There is a cost involved – about $3,000.

But more caring has entered the picture. Shuldberg said the Ashton Red Hats, a group known for its generosity and service, caught wind of the situation and have helped raise the money the family needs to purchase the system. 

In fact, Shuldberg said, “Several organizations are getting on board,” and the center administration has decided to get the system for the patient in hopes she will be able to learn how to use it in an effort to improve her quality of life.

“The ability to speak and communicate – something most of us take for granted – would be life changing for her and her two children,” he said.

So Williams will be coming back to Ashton next week to bring Jeanette the system and teach the center staff how to teach her how to use it.
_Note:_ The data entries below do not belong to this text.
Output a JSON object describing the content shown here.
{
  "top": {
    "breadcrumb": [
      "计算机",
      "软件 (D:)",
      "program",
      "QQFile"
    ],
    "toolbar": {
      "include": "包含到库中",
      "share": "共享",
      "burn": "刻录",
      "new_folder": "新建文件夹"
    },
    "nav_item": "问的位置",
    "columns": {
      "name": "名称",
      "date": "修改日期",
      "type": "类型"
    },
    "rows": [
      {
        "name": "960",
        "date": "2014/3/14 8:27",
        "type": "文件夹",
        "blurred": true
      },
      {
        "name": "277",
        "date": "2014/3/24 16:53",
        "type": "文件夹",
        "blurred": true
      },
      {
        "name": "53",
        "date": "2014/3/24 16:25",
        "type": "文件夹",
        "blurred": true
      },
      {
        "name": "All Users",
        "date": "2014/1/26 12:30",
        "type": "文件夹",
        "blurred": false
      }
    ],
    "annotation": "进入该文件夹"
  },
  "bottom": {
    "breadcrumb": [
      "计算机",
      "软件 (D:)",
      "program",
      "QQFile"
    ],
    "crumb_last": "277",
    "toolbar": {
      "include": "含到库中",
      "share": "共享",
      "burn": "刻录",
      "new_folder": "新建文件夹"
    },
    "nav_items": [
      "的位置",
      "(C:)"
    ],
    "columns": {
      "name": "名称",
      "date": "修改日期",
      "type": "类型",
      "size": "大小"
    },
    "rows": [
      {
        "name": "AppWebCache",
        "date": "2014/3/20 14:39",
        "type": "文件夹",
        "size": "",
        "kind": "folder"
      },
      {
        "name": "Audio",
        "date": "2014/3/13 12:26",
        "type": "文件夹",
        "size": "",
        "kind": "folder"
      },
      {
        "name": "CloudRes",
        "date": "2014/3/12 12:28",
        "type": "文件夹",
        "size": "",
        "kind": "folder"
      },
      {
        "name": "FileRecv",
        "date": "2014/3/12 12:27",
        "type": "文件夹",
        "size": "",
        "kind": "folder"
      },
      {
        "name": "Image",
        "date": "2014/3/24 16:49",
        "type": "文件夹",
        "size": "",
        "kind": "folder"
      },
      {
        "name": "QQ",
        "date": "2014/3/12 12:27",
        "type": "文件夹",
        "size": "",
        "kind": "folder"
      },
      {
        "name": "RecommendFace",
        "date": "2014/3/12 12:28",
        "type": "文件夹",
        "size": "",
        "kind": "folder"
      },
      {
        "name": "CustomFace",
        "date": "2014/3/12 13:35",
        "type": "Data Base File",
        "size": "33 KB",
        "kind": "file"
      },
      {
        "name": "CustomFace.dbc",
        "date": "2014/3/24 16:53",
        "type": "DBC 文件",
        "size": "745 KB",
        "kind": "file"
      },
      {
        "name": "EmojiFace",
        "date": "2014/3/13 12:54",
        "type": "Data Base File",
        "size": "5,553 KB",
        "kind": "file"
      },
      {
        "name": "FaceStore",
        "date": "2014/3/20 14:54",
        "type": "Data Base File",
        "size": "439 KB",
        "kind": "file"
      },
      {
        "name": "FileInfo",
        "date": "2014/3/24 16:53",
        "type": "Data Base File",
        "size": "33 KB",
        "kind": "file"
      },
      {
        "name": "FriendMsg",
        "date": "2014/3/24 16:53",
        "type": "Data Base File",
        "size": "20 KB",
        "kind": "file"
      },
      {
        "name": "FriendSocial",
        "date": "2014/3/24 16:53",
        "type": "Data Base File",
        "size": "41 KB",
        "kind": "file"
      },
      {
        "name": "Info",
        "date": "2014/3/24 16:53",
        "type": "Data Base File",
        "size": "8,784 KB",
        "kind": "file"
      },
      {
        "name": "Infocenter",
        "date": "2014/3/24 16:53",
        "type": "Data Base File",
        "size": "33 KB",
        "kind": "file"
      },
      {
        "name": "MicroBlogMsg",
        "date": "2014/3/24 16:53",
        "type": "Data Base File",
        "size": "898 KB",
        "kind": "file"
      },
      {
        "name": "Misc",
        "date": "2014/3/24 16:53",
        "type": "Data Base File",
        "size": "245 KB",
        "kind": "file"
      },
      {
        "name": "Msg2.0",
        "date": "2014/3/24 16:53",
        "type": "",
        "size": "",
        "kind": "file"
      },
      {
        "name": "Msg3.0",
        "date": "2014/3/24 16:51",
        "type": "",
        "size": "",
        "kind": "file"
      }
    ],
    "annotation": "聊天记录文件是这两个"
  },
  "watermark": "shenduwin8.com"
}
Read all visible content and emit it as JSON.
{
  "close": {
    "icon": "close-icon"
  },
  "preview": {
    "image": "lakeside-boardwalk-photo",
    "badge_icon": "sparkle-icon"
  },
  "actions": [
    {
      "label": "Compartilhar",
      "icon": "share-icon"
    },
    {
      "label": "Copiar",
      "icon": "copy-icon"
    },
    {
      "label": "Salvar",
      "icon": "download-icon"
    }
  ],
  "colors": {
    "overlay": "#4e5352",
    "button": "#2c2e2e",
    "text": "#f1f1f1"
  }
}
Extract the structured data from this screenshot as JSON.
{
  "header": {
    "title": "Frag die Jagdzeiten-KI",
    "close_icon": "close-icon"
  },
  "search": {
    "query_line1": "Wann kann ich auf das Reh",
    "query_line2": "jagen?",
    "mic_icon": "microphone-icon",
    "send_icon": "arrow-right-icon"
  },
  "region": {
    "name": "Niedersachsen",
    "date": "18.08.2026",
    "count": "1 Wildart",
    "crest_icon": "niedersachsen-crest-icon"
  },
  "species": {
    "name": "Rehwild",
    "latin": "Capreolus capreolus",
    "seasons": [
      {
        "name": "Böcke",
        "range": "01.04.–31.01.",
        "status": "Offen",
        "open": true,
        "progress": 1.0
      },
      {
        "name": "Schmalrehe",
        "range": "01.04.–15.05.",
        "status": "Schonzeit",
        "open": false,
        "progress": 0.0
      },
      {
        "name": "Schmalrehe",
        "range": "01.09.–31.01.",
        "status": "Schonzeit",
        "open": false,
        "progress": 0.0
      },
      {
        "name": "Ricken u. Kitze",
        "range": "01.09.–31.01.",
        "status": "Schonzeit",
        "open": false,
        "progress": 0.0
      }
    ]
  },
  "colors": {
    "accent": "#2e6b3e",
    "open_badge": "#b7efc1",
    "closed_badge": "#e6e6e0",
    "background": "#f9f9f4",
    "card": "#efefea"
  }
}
Jeannette’s life until Jan. 11, 2011, seemed pretty normal for a young mother in the upper valley. She was a waitress at Applebee’s in Rexburg, a divorced mom working to have a home and make a life for her children. The accident that day on icy roads left her with anything but normal circumstances. She suffered severe head trauma and was in a coma for several weeks.

“At the time they did not give us much hope that she would survive,” her mother Faye Thompson said. She spent time in two nursing homes before the family moved her into the Ashton Living Center.

“They are very kind and loving and take a personal interest in her,” Thompson said.

Her daughter is unable to move or speak or take care of her basic needs, she said.

“She does smile and moan and through the expressions in her eyes and face you can somewhat communicate with her.”

She often goes home with her family and seems to love it, as well as being read to, looking at pictures and going outside. Formerly a pianist, music is very soothing to her, her mother said.

“We so appreciate all the kindness that is done for our daughter Jeannette,” her mother said. “We truly are grateful for the offer of the Red Hats to fund this new project ‘EagleEyes’ for her. It hopefully will give her an opportunity to be able to communicate and have a better quality of life.

“We fell like this is an answer to many prayers that have been offered.”

Read more: http://www.uvsj.com/news/technology-brings-new-hope/article_3278af48-ad3a-11e2-9577-001a4bcf887a.html?mode=story#ixzz2RzStRUPE